The Baby Teething Timeline: How to Help Your Child Cope
Jennifer A. DiGiovanni
Once you finally have your baby's feeding and sleeping routines down pat, you may wonder when that first tooth will appear. Although you may notice an increase in your baby's drooling, that does not necessarily mean a breakthrough is imminent. To assist your baby through this process, be aware of the signs of teething, and try a few tactics to help your child feel better.
When Does Teething Start?
The baby teething timeline is different for every child, but the average first tooth eruption occurs between 5 and 7 months. Teething can begin up to 2 months before the initial tooth sighting, so you may notice the symptoms earlier. By age 2 1/2, most children will have their full set of 20 baby teeth.
What Are Some Symptoms of Teething?
Some babies show no reaction before the appearance of their first tooth whereas others slobber like a leaky faucet or try to gnaw on anything they are able to get into their mouth. The most frequently observed symptoms are increased saliva production, crankiness and the desire to chew or rub to relieve the pain. You may also notice that your child's gums appear swollen.
According to the American Dental Association, diarrhea, rashes and a fever are not typical for a teething baby, so if you notice any of these symptoms, you should look for other possible causes. Generalized irritability is another symptom that could be associated with teething or the result of other health issues. You may notice your child's personality change seemingly overnight; it is important to provide additional comfort if he needs the extra attention.

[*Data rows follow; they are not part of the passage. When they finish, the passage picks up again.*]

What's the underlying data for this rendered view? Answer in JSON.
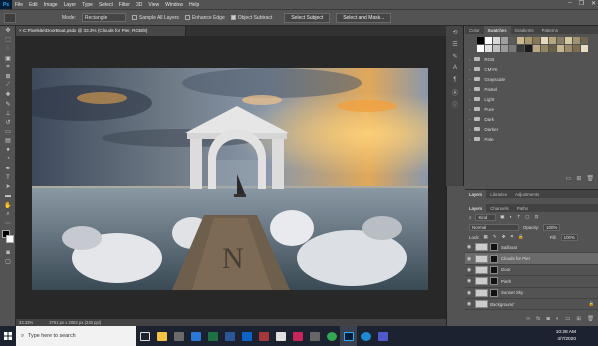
{
  "menubar": {
    "logo": "Ps",
    "items": [
      "File",
      "Edit",
      "Image",
      "Layer",
      "Type",
      "Select",
      "Filter",
      "3D",
      "View",
      "Window",
      "Help"
    ],
    "window_controls": [
      "–",
      "❐",
      "✕"
    ]
  },
  "options": {
    "mode_label": "Mode:",
    "mode_value": "Rectangle",
    "sample_all": "Sample All Layers",
    "enhance_edge": "Enhance Edge",
    "object_subtract": "Object Subtract",
    "select_subject": "Select Subject",
    "select_mask": "Select and Mask..."
  },
  "document": {
    "tab_title": "C:Pixelsite\\DoorBoat.psdx @ 33.3% (Clouds for Pier, RGB/8)",
    "zoom": "33.33%",
    "doc_info": "3751 px x 2082 px (240 ppi)"
  },
  "swatches": {
    "tabs": [
      "Color",
      "Swatches",
      "Gradients",
      "Patterns"
    ],
    "active": "Swatches",
    "colors": [
      "#000000",
      "#ffffff",
      "#d8d8d8",
      "#a0a0a0",
      "#5a5a5a",
      "#c9b98e",
      "#a8976d",
      "#8a7654",
      "#e3d9bd",
      "#b7a57c",
      "#877c66",
      "#d7c8a0",
      "#a09472",
      "#6f6650",
      "#ffffff",
      "#e0e0e0",
      "#c0c0c0",
      "#9a9a9a",
      "#7a7a7a",
      "#3a3a3a",
      "#1a1a1a",
      "#bba882",
      "#928463",
      "#6a5f48",
      "#c6b48b",
      "#9d8a6a",
      "#7e6d50",
      "#e6dcc2"
    ],
    "folders": [
      "RGB",
      "CMYK",
      "Grayscale",
      "Pastel",
      "Light",
      "Pure",
      "Dark",
      "Darker",
      "Pale"
    ]
  },
  "layers_panel": {
    "top_tabs": [
      "Layers",
      "Libraries",
      "Adjustments"
    ],
    "tabs": [
      "Layers",
      "Channels",
      "Paths"
    ],
    "active_tab": "Layers",
    "kind": "Kind",
    "blend_mode": "Normal",
    "opacity_label": "Opacity:",
    "opacity": "100%",
    "lock_label": "Lock:",
    "fill_label": "Fill:",
    "fill": "100%",
    "layers": [
      {
        "name": "Sailboat",
        "selected": false,
        "italic": false
      },
      {
        "name": "Clouds for Pier",
        "selected": true,
        "italic": false
      },
      {
        "name": "Door",
        "selected": false,
        "italic": false
      },
      {
        "name": "Pieth",
        "selected": false,
        "italic": false
      },
      {
        "name": "Sunset Sky",
        "selected": false,
        "italic": false
      },
      {
        "name": "Background",
        "selected": false,
        "italic": true
      }
    ]
  },
  "taskbar": {
    "search_placeholder": "Type here to search",
    "time": "10:28 AM",
    "date": "4/7/2020"
  }
}
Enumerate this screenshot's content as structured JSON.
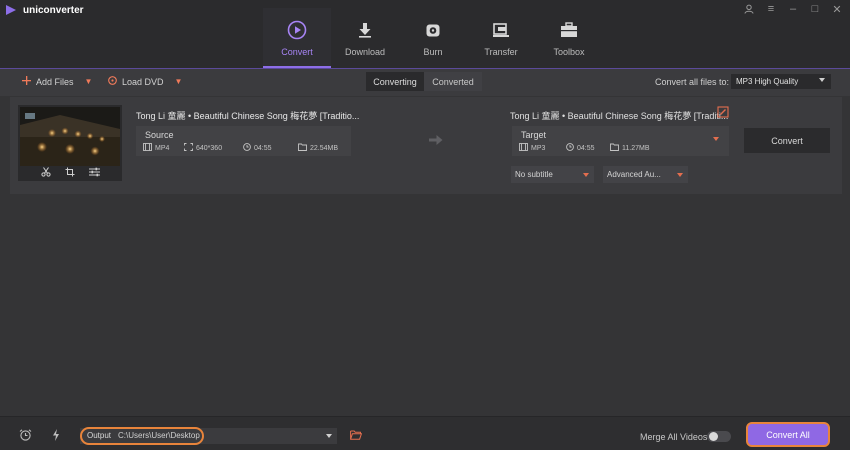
{
  "app": {
    "name": "uniconverter",
    "accent": "#8d6ee8",
    "highlight": "#e8843b"
  },
  "window_controls": [
    {
      "icon": "account-icon"
    },
    {
      "icon": "menu-icon",
      "label": "≡"
    },
    {
      "icon": "minimize-icon",
      "label": "–"
    },
    {
      "icon": "maximize-icon",
      "label": "□"
    },
    {
      "icon": "close-icon",
      "label": "✕"
    }
  ],
  "nav": {
    "tabs": [
      {
        "label": "Convert",
        "icon": "convert-icon",
        "active": true
      },
      {
        "label": "Download",
        "icon": "download-icon",
        "active": false
      },
      {
        "label": "Burn",
        "icon": "burn-disc-icon",
        "active": false
      },
      {
        "label": "Transfer",
        "icon": "transfer-icon",
        "active": false
      },
      {
        "label": "Toolbox",
        "icon": "toolbox-icon",
        "active": false
      }
    ]
  },
  "toolbar": {
    "add_files": "Add Files",
    "load_dvd": "Load DVD",
    "segments": [
      {
        "label": "Converting",
        "active": true
      },
      {
        "label": "Converted",
        "active": false
      }
    ],
    "convert_all_to_label": "Convert all files to:",
    "format_selected": "MP3 High Quality"
  },
  "file": {
    "title": "Tong Li 童麗 • Beautiful Chinese Song 梅花夢 [Traditio...",
    "source": {
      "label": "Source",
      "format": "MP4",
      "resolution": "640*360",
      "duration": "04:55",
      "size": "22.54MB"
    },
    "target_title": "Tong Li 童麗 • Beautiful Chinese Song 梅花夢 [Traditi...",
    "target": {
      "label": "Target",
      "format": "MP3",
      "duration": "04:55",
      "size": "11.27MB"
    },
    "convert_label": "Convert",
    "subtitle_select": "No subtitle",
    "audio_select": "Advanced Au..."
  },
  "bottom": {
    "output_label": "Output",
    "output_path": "C:\\Users\\User\\Desktop",
    "merge_label": "Merge All Videos",
    "merge_enabled": false,
    "convert_all_label": "Convert All"
  }
}
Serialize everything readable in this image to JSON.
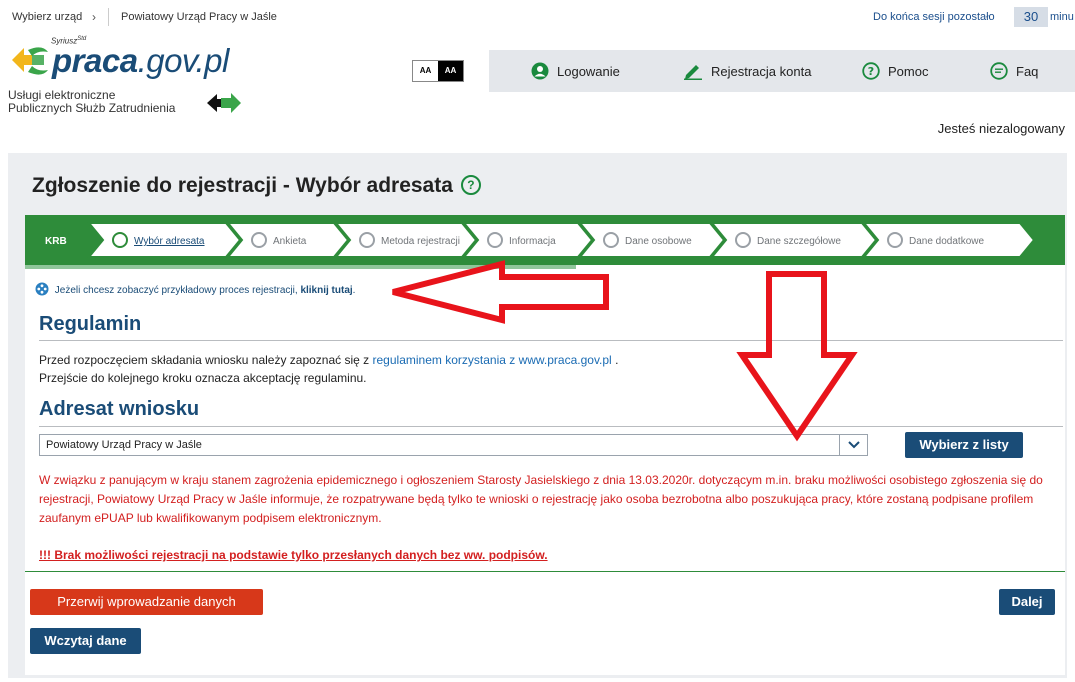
{
  "breadcrumb": {
    "home": "Wybierz urząd",
    "separator": "›",
    "current": "Powiatowy Urząd Pracy w Jaśle"
  },
  "session": {
    "label": "Do końca sesji pozostało",
    "minutes": "30",
    "unit": "minu"
  },
  "logo": {
    "small": "Syriusz",
    "small_sup": "Std",
    "main": "praca",
    "ext": ".gov.pl",
    "sub_line1": "Usługi elektroniczne",
    "sub_line2": "Publicznych Służb Zatrudnienia"
  },
  "font_size": {
    "small": "AA",
    "large": "AA"
  },
  "nav": {
    "login": "Logowanie",
    "register": "Rejestracja konta",
    "help": "Pomoc",
    "faq": "Faq"
  },
  "user_status": "Jesteś niezalogowany",
  "page_title": "Zgłoszenie do rejestracji - Wybór adresata",
  "help_icon_glyph": "?",
  "steps": {
    "first": "KRB",
    "items": [
      {
        "label": "Wybór adresata",
        "active": true
      },
      {
        "label": "Ankieta",
        "active": false
      },
      {
        "label": "Metoda rejestracji",
        "active": false
      },
      {
        "label": "Informacja",
        "active": false
      },
      {
        "label": "Dane osobowe",
        "active": false
      },
      {
        "label": "Dane szczegółowe",
        "active": false
      },
      {
        "label": "Dane dodatkowe",
        "active": false
      }
    ],
    "progress": 0.53
  },
  "info": {
    "text": "Jeżeli chcesz zobaczyć przykładowy proces rejestracji,",
    "link": "kliknij tutaj",
    "after": "."
  },
  "regulamin": {
    "heading": "Regulamin",
    "line1_before": "Przed rozpoczęciem składania wniosku należy zapoznać się z",
    "line1_link": "regulaminem korzystania z www.praca.gov.pl",
    "line1_after": ".",
    "line2": "Przejście do kolejnego kroku oznacza akceptację regulaminu."
  },
  "adresat": {
    "heading": "Adresat wniosku",
    "selected": "Powiatowy Urząd Pracy w Jaśle",
    "choose_button": "Wybierz z listy"
  },
  "warning": {
    "text": "W związku z panującym w kraju stanem zagrożenia epidemicznego i ogłoszeniem Starosty Jasielskiego z dnia 13.03.2020r. dotyczącym m.in. braku możliwości osobistego zgłoszenia się do rejestracji, Powiatowy Urząd Pracy w Jaśle informuje, że rozpatrywane będą tylko te wnioski o rejestrację jako osoba bezrobotna albo poszukująca pracy, które zostaną podpisane profilem zaufanym ePUAP lub kwalifikowanym podpisem elektronicznym.",
    "note": "!!! Brak możliwości rejestracji na podstawie tylko przesłanych danych bez ww. podpisów."
  },
  "buttons": {
    "cancel": "Przerwij wprowadzanie danych",
    "next": "Dalej",
    "load": "Wczytaj dane"
  },
  "colors": {
    "brand_blue": "#1a4c77",
    "step_green": "#2e8c3a",
    "warning_red": "#d32020",
    "cancel_red": "#d7381a",
    "annotation_red": "#e8141b"
  },
  "icons": {
    "nav_login": "user-circle-icon",
    "nav_register": "pencil-icon",
    "nav_help": "question-circle-icon",
    "nav_faq": "chat-bubble-icon",
    "info": "film-reel-icon",
    "select_toggle": "chevron-down-icon"
  }
}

Many teething remedies are available to meet your child's particular needs. Your pediatrician or seasoned moms who have been through teething with their own children can offer personal recommendations if you are unsure what to try first. Teething rings come in all shapes and sizes, so you may need to test out a few different items until you find one that your baby likes. A cold, clean washcloth can also serve as a temporary solution. One teething remedy that is no longer recommended by the American Association of Pediatric Dentistry is the application of teething gels, due to potential toxicity to infants. If your child appears extremely uncomfortable due to teething pain, you should ask your pediatrician for advice on additional methods of relief, such as the administration of ibuprofen.
As other developmental stages, the baby teething timeline differs for each child, and some babies experience more discomfort than others. As a parent, you know your child best, so trust your own instincts, and do not hesitate to contact your pediatrician or pediatric dentist if your baby's teething symptoms appear overly bothersome.
Learn more about teething in the Colgate Oral Care resources.